Did you know that chronic absence affects one in 10 children in kindergarten and first grade nationwide? And that early childhood education can lay a foundation for better attendance in the years ahead?
Start Strong, a free webinar from the Attendance Awareness Campaign at 2 p.m. ET on May 13, will explore early absenteeism and offer strategies for helping our youngest learners build the essential skill of showing up on time every day.
We know that children who are chronically absent in kindergarten and first grade are much less likely to read proficiently by the end of third grade and are more likely to have poor attendance in later grades.
Early childhood programs, schools and community partners can give young children a strong start. Speakers from Attendance Works and local communities will tell how they are using data, reaching out to families to offer support in overcoming common health challenges and developmental delays, and educating parents about the benefits of engaging programs and instruction in the early grades.
via Start Strong: 5/13 Webinar on Attendance in the Early Years – Attendance Works Attendance Works.
By Dianne de Guzman
Instead of kids sitting at desks in the classrooms of Federal Terrace Elementary School, parents were there learning a thing or two on Tuesday night.
The event is called Spring Family Night and parents were invited into classrooms to take part in three different workshops addressing different areas of family life.
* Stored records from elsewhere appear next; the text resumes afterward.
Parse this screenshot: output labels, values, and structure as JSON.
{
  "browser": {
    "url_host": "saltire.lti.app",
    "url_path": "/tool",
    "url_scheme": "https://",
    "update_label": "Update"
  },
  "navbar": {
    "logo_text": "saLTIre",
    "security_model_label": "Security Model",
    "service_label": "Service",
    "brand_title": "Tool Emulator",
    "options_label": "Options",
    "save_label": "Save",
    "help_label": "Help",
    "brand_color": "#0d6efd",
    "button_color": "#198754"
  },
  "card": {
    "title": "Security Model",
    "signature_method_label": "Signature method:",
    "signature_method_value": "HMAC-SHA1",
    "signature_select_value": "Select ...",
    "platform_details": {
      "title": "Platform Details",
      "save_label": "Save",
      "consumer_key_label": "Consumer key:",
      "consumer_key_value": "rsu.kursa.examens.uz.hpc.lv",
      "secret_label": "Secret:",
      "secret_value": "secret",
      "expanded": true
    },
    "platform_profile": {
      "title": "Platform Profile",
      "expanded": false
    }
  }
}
This spring, schools offered workshops on nutrition, financial education and technology. This is all done as part of Vallejo City Unified School District’s full-service community school program, that works on helping students improve academically by offering services for families.
Vallejo City Unified School District Superintendent Ramona Bishop said that by having parents attend workshops, such as nutrition education, the classes help the whole family — not to mention the student.
“Years ago, we started our full-service community schools and this is just part of what the program does,” Bishop said. “(Spring Family Night) allows our families to learn things that they need to keep those students healthy.”
via Family Night connects Vallejo schools with parents.
By Richard Bammer
Discussion about Measure A projects continues in earnest tonight, when Vacaville Unified trustees meet in a special governing board workshop.
Dan Banowetz, director of facilities, who earlier this year informed the governing board about the measure’s Phase 1 projects, will go into considerable detail about two options for re-opening Sierra Vista Elementary, at 301 Bel Air Drive.
Built in 1979, the school — with 21 permanent classrooms, seven portables and a capacity for nearly 600 students — was closed in 2011 as the district faced declining enrollments. It currently houses the district’s Independent Study program.
Depending on the option, the upgrades and projected student capacity — which will include, among other things, modernization of existing facilities, expanded parking, new science classrooms and a new multipurpose room with a stage and kitchen — may cost an estimated $1.7 million to $15 million.
via Sierra Vista re-opening options on the VUSD agenda tonight.
By Richard Bammer
Adult leaders of the Vacaville and Vanden high school robotics teams on Wednesday surveyed their temporary universe, the cavernous Edward Jones Dome in St. Louis, preparing for today’s first qualifying matches of the high school robotics world championship.
“We’re watching practice matches — our robot’s on the field,” said Phil Jenschke, adviser to the RoboDogs, the name of the Vacaville High School award-winning robotics team.
He said Dome crews had removed the field’s artificial turf to reveal a giant concrete pad, where, through Saturday, eight subdivisions of some 70 teams each, from throughout the United States and several from overseas, will vie for top honors and chances for sizable amounts of scholarship money.
“We’re in the Carson subdivision,” said an enthused Jenschke, who, with 17 students and seven adults, is making his second trip in as many years to St. Louis by virtue of qualifying at recent regional robotics competitions.
via Vaca, Vanden robotics teams ready for world championships.